Thursday, July 28, 2011

Mashed Potatoes

Probably one of the most abused preparations in the history of modern food, mashed potatoes have been around a long time, and only recently has anyone given some thought to proper preparation. That is, to serve potatoes that are not gluey, stodgy or too lumpy. (some people like lumps, or "texture") With properly cooked potatoes, though, the lumps are not necessary for texture.

In my opinion, the following are essential for good mashed potatoes.
1.) Choice of potatoes: You want floury potatoes, not waxy. Waxy potatoes are more suited to potato salad. Some cooks like to combine the two types - not me.
2.) Cut the potatoes into 1 cm slices, peeled or unpeeled, your choice. I find that unpeeled taste better. Just cut off any blemishes.
3.) Put the potatoes into heavily salted water. (20 g/l)
4.) Bring the temperature up to between 80⁰ and 85⁰ C. Hold at that for 20 minutes. You need a thermometer and have to stay nearby for this, (unless you have a sous vide heater / circulator) but it is worth it.
5.) Bring to a rolling boil, turn down the heat and simmer until the potatoes are just cooked, and drain.
6.) Put through a ricer or use a potato masher after first removing the peels if you wish. Add butter (a certain famous French cook uses the same amount of butter as potatoes by weight. That is possibly too much for everyday potatoes, but should be tried at least once.) Depending on the amount of butter you used, you may want to add a little milk or cream until the spuds are the consistency you want.

The idea behind the steady temperature of max 85⁰ C for 20 minutes is to keep the cell walls as intact as possible.
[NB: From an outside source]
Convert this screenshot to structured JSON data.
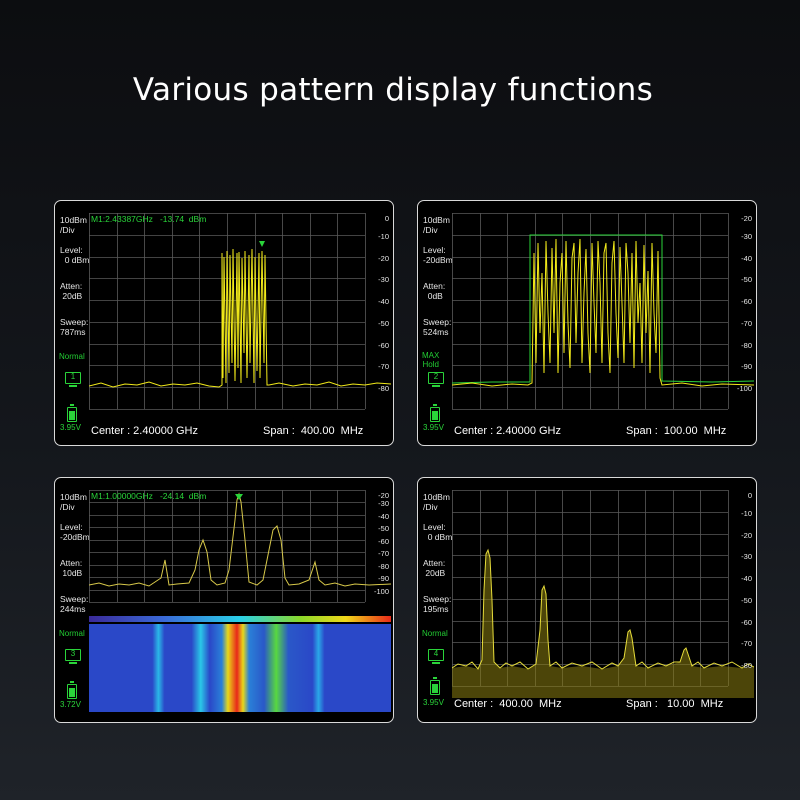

When the cell walls burst the released starch absorbs water and that is what causes the gummy texture so often found. Whatever you do, never put the potatoes in a food processor or other mechanical device. Just mash them by hand until you have the texture and consistency required. Adjust the seasoning, I prefer a grating of nutmeg, black pepper and salt. Try this method, you will get the best results ever.

I did not mention any of the potato varieties, but think probably the most used is your basic russet potato. There are thousands.
Thanks to potato man for the image.

1 comment:

Anonymous said...

├┤oly ├┤eck! You've certainly discovered the science of perfect mashed spuds with this recipe. It is getting down to cooking on a molecular level. Gone for me are the days of cooking potatoes in a pot of boiling water for 20 minutes and then dumping them into a bowl with some margarine and mashing the life out of them before slopping them on to a dinner plate. ☺